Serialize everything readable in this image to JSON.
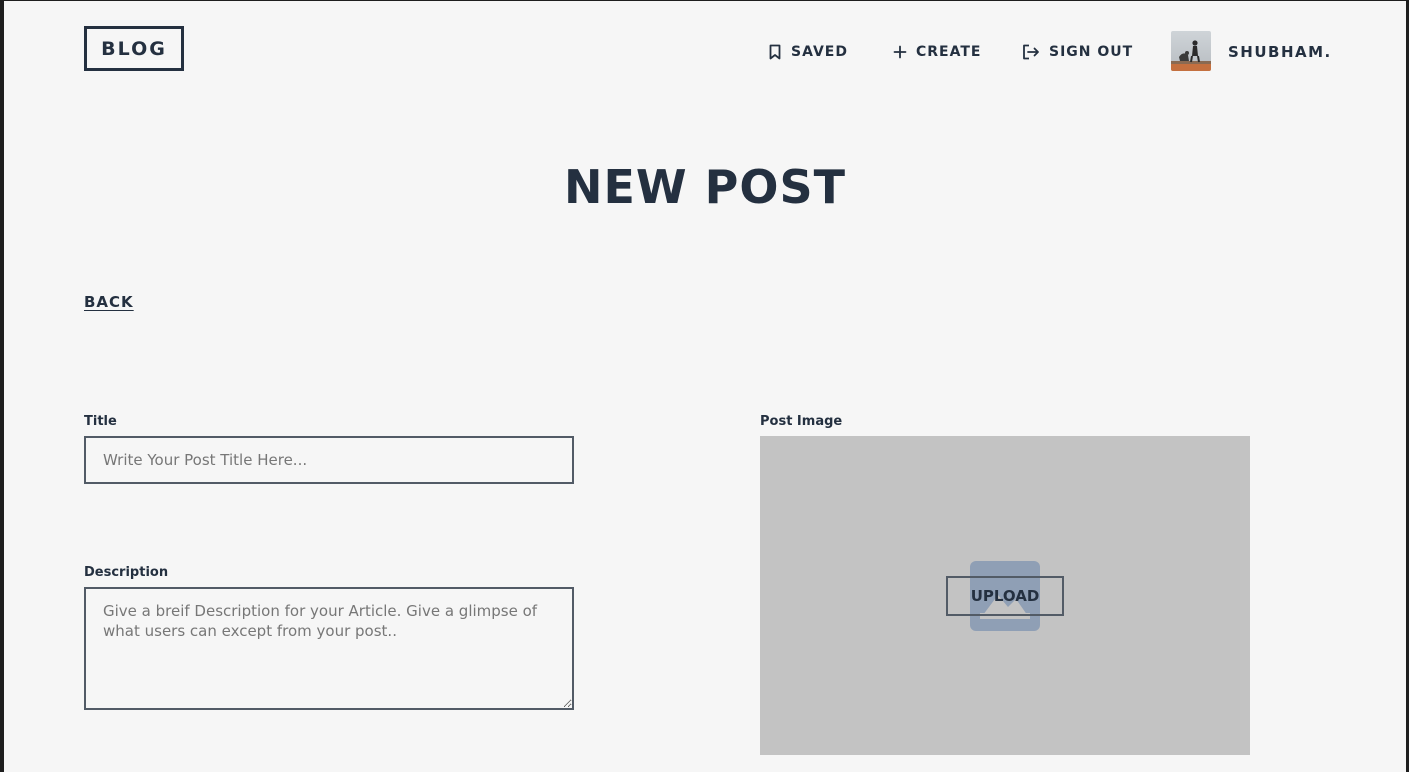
{
  "header": {
    "logo_text": "BLOG",
    "nav": {
      "saved_label": "SAVED",
      "create_label": "CREATE",
      "signout_label": "SIGN OUT"
    },
    "user_name": "SHUBHAM."
  },
  "main": {
    "page_title": "NEW POST",
    "back_label": "BACK",
    "title_field": {
      "label": "Title",
      "value": "",
      "placeholder": "Write Your Post Title Here..."
    },
    "description_field": {
      "label": "Description",
      "value": "",
      "placeholder": "Give a breif Description for your Article. Give a glimpse of what users can except from your post.."
    },
    "image_field": {
      "label": "Post Image",
      "upload_label": "UPLOAD"
    }
  },
  "colors": {
    "background": "#f6f6f6",
    "text_dark": "#243040",
    "border": "#525b66",
    "image_placeholder_bg": "#c3c3c3",
    "image_icon": "#8f9fb5"
  },
  "icons": {
    "saved": "bookmark-icon",
    "create": "plus-icon",
    "signout": "sign-out-icon",
    "image_placeholder": "image-icon"
  }
}
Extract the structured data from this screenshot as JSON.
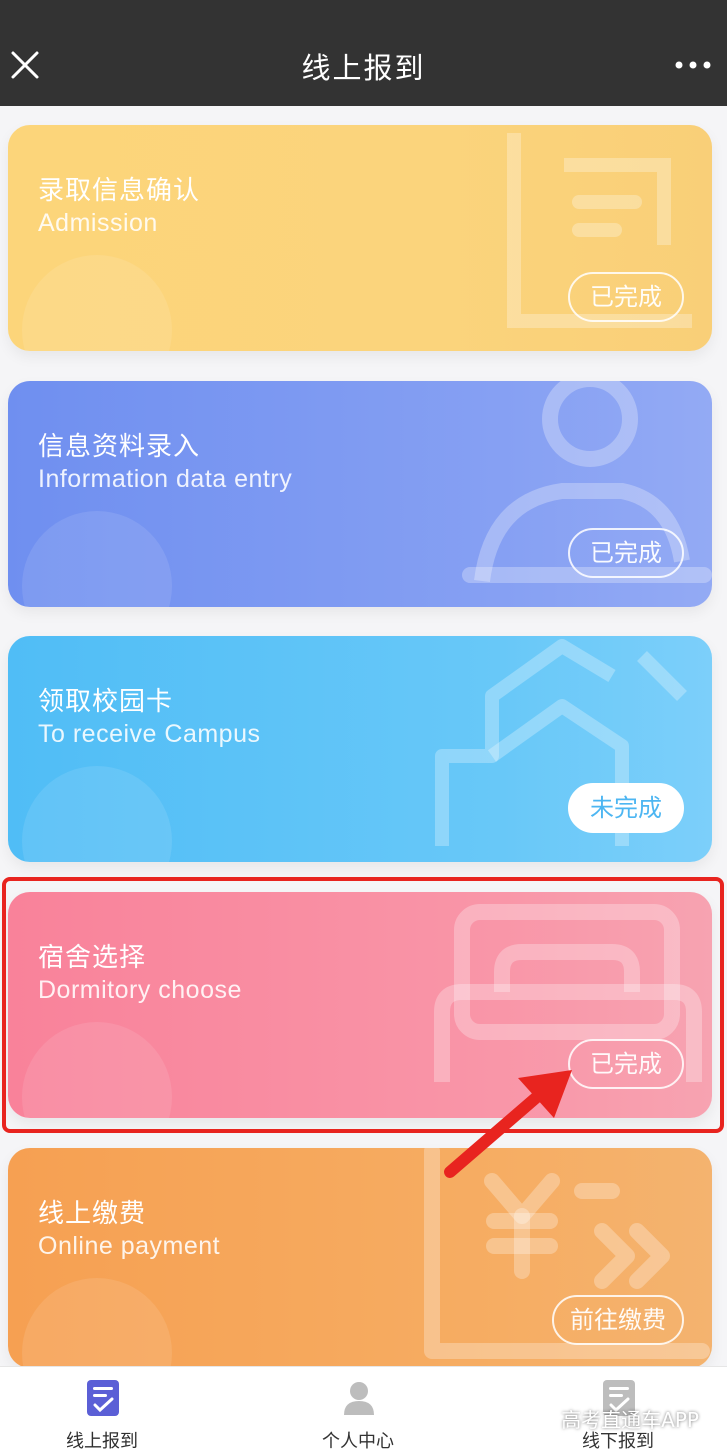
{
  "header": {
    "title": "线上报到",
    "close_icon": "close-icon",
    "more_icon": "more-dots-icon"
  },
  "cards": [
    {
      "title_cn": "录取信息确认",
      "title_en": "Admission",
      "status": "已完成",
      "icon": "document-icon",
      "color": "#fcd57a"
    },
    {
      "title_cn": "信息资料录入",
      "title_en": "Information data entry",
      "status": "已完成",
      "icon": "person-icon",
      "color": "#7c97f1"
    },
    {
      "title_cn": "领取校园卡",
      "title_en": "To receive Campus",
      "status": "未完成",
      "icon": "campus-building-icon",
      "color": "#5cc3f7"
    },
    {
      "title_cn": "宿舍选择",
      "title_en": "Dormitory choose",
      "status": "已完成",
      "icon": "bed-icon",
      "color": "#f98ea3"
    },
    {
      "title_cn": "线上缴费",
      "title_en": "Online payment",
      "status": "前往缴费",
      "icon": "yuan-payment-icon",
      "color": "#f6a65b"
    }
  ],
  "tabbar": {
    "items": [
      {
        "label": "线上报到",
        "icon": "checklist-icon",
        "active": true
      },
      {
        "label": "个人中心",
        "icon": "user-icon",
        "active": false
      },
      {
        "label": "线下报到",
        "icon": "checklist-icon",
        "active": false
      }
    ]
  },
  "watermark": "高考直通车APP",
  "accent_colors": {
    "highlight": "#e8241f",
    "tab_active": "#5b5fd6"
  }
}
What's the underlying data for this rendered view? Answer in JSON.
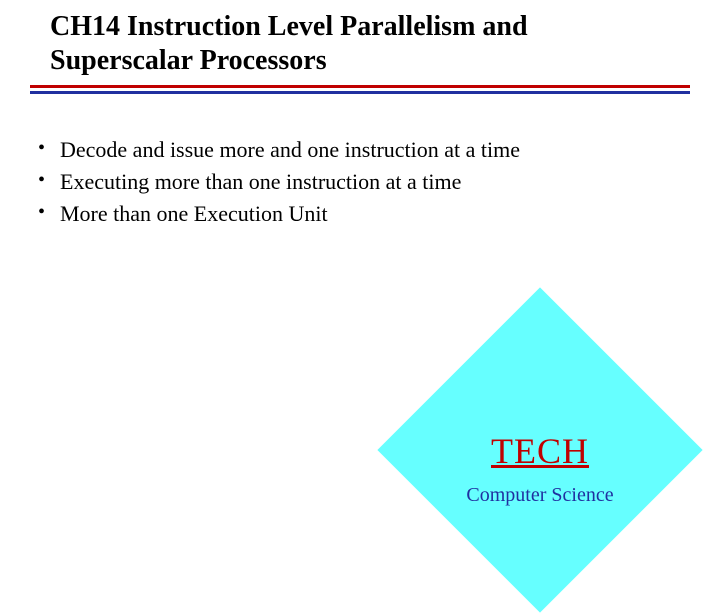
{
  "title": "CH14 Instruction Level Parallelism and Superscalar Processors",
  "bullets": [
    "Decode and issue more and one instruction at a time",
    "Executing more than one instruction at a time",
    "More than one Execution Unit"
  ],
  "badge": {
    "main": "TECH",
    "sub": "Computer Science"
  }
}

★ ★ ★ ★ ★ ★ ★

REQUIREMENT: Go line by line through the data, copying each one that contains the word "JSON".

WRITTEN ANSWER:
Serialize everything readable in this image to JSON.
Extract the structured data from this screenshot as JSON.
What's the underlying data for this rendered view? Answer in JSON.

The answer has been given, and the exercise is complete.